— About this task —
From the entries that follow, list every line in which the string "into" appears.

— Input data —
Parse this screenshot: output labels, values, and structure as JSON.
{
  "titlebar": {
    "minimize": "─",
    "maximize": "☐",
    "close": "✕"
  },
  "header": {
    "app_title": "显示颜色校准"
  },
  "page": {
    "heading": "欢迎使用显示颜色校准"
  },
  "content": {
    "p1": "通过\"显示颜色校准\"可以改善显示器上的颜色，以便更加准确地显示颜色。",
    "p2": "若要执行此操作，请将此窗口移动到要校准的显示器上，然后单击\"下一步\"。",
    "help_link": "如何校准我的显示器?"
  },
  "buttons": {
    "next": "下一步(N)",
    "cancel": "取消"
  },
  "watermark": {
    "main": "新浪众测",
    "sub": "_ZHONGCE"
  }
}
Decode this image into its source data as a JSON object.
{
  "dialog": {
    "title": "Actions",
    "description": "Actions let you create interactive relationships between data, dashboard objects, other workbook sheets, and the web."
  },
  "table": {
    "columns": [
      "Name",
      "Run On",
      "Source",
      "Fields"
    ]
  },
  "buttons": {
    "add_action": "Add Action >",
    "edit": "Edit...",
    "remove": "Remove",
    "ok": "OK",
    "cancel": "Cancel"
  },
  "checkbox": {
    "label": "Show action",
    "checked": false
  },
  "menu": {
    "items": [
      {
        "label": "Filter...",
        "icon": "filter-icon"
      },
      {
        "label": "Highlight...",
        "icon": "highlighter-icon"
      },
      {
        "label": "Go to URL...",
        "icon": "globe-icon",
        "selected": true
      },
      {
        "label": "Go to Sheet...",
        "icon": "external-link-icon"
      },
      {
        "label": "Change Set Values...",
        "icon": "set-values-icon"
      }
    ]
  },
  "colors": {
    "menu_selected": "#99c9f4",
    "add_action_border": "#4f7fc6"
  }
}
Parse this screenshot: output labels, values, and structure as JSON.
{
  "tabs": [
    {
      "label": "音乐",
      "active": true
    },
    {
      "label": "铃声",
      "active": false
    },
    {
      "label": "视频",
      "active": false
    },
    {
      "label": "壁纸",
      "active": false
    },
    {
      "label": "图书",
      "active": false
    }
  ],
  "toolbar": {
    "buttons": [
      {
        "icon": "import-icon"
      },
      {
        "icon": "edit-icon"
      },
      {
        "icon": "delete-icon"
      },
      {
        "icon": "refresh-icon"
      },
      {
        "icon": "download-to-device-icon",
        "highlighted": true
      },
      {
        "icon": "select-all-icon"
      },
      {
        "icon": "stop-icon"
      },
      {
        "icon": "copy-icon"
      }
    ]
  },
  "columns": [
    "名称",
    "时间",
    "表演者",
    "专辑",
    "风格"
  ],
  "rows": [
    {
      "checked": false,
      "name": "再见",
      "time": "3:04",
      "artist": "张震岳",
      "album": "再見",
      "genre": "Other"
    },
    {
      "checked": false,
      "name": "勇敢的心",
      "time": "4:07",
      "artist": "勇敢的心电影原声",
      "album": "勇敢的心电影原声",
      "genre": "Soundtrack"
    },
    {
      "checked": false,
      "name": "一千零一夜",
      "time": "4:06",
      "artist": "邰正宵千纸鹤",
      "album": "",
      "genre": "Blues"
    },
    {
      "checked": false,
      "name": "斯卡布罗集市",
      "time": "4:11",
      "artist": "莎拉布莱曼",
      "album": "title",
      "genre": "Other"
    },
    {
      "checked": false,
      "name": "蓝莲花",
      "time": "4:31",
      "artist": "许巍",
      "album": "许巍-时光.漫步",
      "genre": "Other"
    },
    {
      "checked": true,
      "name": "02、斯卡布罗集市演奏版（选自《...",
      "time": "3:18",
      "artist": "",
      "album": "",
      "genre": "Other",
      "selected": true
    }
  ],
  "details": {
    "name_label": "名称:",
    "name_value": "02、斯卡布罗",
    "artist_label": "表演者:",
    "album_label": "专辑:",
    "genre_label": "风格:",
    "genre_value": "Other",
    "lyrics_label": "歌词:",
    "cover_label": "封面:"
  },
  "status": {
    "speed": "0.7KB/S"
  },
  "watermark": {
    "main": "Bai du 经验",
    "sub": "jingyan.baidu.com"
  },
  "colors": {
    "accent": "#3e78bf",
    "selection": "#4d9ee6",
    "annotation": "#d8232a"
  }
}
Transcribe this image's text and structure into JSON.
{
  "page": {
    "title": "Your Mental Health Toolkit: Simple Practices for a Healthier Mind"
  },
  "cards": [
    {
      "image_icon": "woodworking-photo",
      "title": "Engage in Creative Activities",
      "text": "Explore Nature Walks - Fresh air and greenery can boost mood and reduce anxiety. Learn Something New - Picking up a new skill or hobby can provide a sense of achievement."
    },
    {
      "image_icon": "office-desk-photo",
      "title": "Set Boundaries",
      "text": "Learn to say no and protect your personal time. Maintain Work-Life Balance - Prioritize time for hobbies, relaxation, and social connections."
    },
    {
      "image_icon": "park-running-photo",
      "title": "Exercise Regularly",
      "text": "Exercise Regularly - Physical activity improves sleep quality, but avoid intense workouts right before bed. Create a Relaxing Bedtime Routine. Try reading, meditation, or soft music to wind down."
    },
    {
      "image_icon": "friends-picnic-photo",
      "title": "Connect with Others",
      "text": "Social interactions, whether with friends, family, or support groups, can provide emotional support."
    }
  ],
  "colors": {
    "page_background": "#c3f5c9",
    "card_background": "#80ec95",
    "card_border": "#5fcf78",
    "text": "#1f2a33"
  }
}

— Your response —
Decode this image into its source data as a JSON object.
Transcribe this image's text and structure into JSON.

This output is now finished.